District officials, including Stepney, have said the 2022 scores shouldn’t be compared to previous years and should instead be considered a new baseline. But they show just how much changed over the pandemic.

When it comes to pandemic recovery, one of the biggest things students need is time, said Mary Guay, a clinical associate professor of education at the University of Georgia.

ExplorePrevious reporting: Scores from national school test reveal pandemic's effect

“The development is still going to occur — we can’t quick-fix it,” she said. “The journey that kids take when they learn is still going to be the same. You can’t give them things a third grader should know when they need earlier parts of the developmental journey.”

The LETRS program has exploded in popularity over the pandemic. Education Week reported that between 2019 and 2022, there was an eight-fold increase in the number of teachers enrolled. Teachers in DeKalb have been asking for this type of professional learning, said principals and district officials.

“It was like, yes! An answer to our prayers,” said John Lewis Elementary Principal LaShawn McMillan.

Credit: Natrice Miller / Natrice.Miller@ajc.com

Credit: Natrice Miller / Natrice.Miller@ajc.com

But it’s hard to tell whether the program leads to improved student achievement. Districts and states that have used the program often pair it with other strategies and trainings. Studies about the program note the program helped teachers, but was less clear about the effect on student test scores.

In DeKalb, schools measure student progress throughout the year and use the data to determine where students need help. But some officials have another way of knowing if it’s working: chattering students.

“When kids are talking over each other and the teacher’s like, ‘Calm down, calm down!’” said Lenisera Barnes-Bodison, the district’s executive director of curriculum and instruction. “Good noise — that’s how I know when something is successful.”

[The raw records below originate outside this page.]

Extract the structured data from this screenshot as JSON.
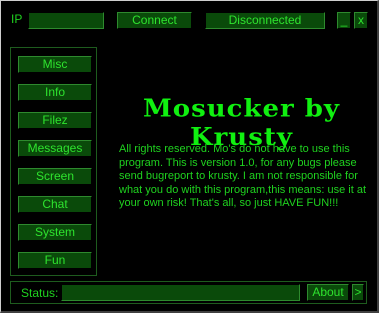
{
  "top": {
    "ip_label": "IP",
    "connect_label": "Connect",
    "connection_status": "Disconnected",
    "minimize_label": "_",
    "close_label": "x"
  },
  "nav": {
    "items": [
      "Misc",
      "Info",
      "Filez",
      "Messages",
      "Screen",
      "Chat",
      "System",
      "Fun"
    ]
  },
  "content": {
    "title": "Mosucker by Krusty",
    "description": "All rights reserved. Mo's do not have to use this program. This is version 1.0, for any bugs please send bugreport to krusty. I am not responsible for what you do with this program,this means: use it at your own risk! That's all, so just HAVE FUN!!!"
  },
  "bottom": {
    "status_label": "Status:",
    "status_value": "",
    "about_label": "About",
    "next_label": ">"
  },
  "colors": {
    "background": "#000000",
    "accent_green": "#1fd21f",
    "button_fill": "#0a4a0a"
  }
}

Credit: Natrice Miller / Natrice.Miller@ajc.com

Credit: Natrice Miller / Natrice.Miller@ajc.com